British Nurse Who Contracted Ebola Says Experimental Drug And Strawberries Saved Her Life

Corporal Anna Cross contracted Ebola after she volunteered to help in Ebola-stricken Sierra Leone as a staff nurse. The Army volunteer and nurse says that she is now free of Ebola. While thanking the hospital staff that treated her, Anna says that an experimental drug and strawberries saved her life.

The BBC reports that the British nurse from Cambridge is now happy and healthy after battling the deadly Ebola virus. Cross has been discharged from the hospital after being deemed Ebola-free. At a press conference, Cross thanked the staff at London’s Royal Free Hospital for her care and said she thought they were “the best in the world.”

“They are an incredible bunch of clinicians – incredibly skilled, incredibly dedicated and incredibly professional. Thanks to them I’m alive.”

However, Cross says it wasn’t just the hospital staff she had to thank for her recovery. She also owes her life to an experimental new Ebola drug manufactured in China. The nurse received a drug called MIL 77. The drug is closely related to another Ebola treatment, ZMAPP. The hospital notes that MIL 77 is manufactured in China and is available in limited supply while it is in the experimental phase.

NEWS AU notes that Cross is the first person in the world to receive the experimental MIL 77 drug and that they are “thrilled” with the results.

“The treatment went very well, it caused no side effects that we could elicit.”

Though there were no side effects noted with the use of the drug, Cross did lose 22 pounds during her battle with Ebola. She also spent 14 days in the hospital isolation. She says her battle with Ebola was difficult but one tiny fruit helped her through the rough times. Cross says she consumed a large amount of strawberries while undergoing treatment and that they really helped her pull through the illness.

“Strawberries.
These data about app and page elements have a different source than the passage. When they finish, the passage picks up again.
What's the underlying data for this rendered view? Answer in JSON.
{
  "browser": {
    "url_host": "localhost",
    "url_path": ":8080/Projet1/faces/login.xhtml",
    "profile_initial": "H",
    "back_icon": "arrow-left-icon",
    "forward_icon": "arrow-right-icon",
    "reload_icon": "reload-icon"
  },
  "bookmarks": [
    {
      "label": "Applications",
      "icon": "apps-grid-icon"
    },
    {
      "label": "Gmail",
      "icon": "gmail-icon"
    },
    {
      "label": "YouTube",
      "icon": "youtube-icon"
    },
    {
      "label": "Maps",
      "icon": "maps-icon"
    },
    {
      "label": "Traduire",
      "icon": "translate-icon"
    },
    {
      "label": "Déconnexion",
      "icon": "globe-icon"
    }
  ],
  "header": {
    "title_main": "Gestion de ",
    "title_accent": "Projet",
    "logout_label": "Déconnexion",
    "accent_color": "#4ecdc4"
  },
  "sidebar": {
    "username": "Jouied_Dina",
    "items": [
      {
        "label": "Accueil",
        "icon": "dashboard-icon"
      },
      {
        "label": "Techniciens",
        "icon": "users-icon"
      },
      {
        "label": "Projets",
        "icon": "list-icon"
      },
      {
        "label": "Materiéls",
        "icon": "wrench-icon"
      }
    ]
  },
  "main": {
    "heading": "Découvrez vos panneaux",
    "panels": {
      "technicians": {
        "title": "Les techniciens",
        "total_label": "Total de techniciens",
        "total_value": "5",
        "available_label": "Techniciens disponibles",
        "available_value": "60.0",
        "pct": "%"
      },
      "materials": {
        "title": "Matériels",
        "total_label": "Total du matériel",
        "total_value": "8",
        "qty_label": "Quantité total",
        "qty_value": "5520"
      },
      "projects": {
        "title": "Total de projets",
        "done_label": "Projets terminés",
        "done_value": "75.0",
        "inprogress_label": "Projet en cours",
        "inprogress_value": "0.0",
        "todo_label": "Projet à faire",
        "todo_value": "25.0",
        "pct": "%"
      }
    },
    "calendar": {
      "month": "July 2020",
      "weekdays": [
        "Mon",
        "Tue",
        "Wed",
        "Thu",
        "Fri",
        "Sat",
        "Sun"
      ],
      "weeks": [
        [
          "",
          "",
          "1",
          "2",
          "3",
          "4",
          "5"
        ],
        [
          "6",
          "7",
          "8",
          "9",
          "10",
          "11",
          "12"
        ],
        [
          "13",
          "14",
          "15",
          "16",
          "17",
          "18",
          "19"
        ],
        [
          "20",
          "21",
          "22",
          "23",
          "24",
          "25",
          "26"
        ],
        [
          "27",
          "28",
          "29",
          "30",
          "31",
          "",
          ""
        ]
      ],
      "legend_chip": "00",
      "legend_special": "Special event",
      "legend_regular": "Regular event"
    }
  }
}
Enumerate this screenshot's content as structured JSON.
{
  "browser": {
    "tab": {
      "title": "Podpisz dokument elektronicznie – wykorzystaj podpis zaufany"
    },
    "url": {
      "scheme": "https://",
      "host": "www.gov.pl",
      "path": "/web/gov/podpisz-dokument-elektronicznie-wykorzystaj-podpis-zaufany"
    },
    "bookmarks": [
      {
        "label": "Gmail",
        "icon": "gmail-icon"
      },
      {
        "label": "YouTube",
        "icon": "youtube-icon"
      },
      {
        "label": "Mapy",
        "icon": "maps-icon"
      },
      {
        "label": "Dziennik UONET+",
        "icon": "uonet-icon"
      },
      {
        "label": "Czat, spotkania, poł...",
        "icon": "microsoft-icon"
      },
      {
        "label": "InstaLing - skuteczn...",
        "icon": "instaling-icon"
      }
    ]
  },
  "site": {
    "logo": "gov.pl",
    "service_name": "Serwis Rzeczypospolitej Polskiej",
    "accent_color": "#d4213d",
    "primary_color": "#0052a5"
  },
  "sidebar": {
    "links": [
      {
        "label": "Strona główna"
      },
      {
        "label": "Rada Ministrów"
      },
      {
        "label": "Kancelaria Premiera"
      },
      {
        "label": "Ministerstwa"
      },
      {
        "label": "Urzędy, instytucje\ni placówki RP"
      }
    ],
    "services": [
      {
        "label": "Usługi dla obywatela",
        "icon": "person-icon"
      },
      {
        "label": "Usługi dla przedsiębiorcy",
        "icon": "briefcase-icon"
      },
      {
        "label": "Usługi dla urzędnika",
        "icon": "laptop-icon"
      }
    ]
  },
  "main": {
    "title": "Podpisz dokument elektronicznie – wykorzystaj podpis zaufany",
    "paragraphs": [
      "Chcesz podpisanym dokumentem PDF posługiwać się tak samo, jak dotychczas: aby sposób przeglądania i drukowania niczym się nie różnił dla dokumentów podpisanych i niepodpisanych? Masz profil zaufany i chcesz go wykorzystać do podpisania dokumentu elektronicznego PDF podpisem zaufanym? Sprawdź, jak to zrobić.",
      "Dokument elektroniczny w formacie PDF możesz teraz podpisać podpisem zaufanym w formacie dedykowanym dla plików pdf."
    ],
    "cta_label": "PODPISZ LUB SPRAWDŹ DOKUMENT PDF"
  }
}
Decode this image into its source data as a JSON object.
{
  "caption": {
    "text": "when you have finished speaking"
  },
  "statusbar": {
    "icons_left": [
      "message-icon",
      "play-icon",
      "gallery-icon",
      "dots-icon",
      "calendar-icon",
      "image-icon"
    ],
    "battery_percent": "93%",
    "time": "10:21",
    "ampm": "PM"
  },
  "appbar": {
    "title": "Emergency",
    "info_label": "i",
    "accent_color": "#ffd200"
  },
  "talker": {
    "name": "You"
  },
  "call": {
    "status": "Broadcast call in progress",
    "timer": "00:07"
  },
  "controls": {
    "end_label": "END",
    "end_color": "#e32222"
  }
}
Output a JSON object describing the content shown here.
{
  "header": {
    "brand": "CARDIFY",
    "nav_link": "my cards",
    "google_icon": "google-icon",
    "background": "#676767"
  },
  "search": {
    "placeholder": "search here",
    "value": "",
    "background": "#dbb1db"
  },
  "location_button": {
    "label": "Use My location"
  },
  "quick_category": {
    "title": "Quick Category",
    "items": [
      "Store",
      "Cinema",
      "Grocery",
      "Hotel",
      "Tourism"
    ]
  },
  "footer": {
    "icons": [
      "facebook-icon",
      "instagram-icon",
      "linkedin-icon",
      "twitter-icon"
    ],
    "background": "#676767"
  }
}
I reckon I’ve had ten punnets.”

Though Cross made a full recovery after taking the experimental drug MIL 77, doctors say they can’t say with 100% certainty the drug is responsible for clearing the virus from her system.

“She was given an experimental drug, but it is impossible to say whether or not this directly contributed to her clearing the virus. In order to know whether a drug does work we need experimental trials and thankfully trials of various drugs are underway in west Africa, where the Ebola virus is still doggedly clinging on.”

[Image Credit: Getty Images/ Sean Gallup]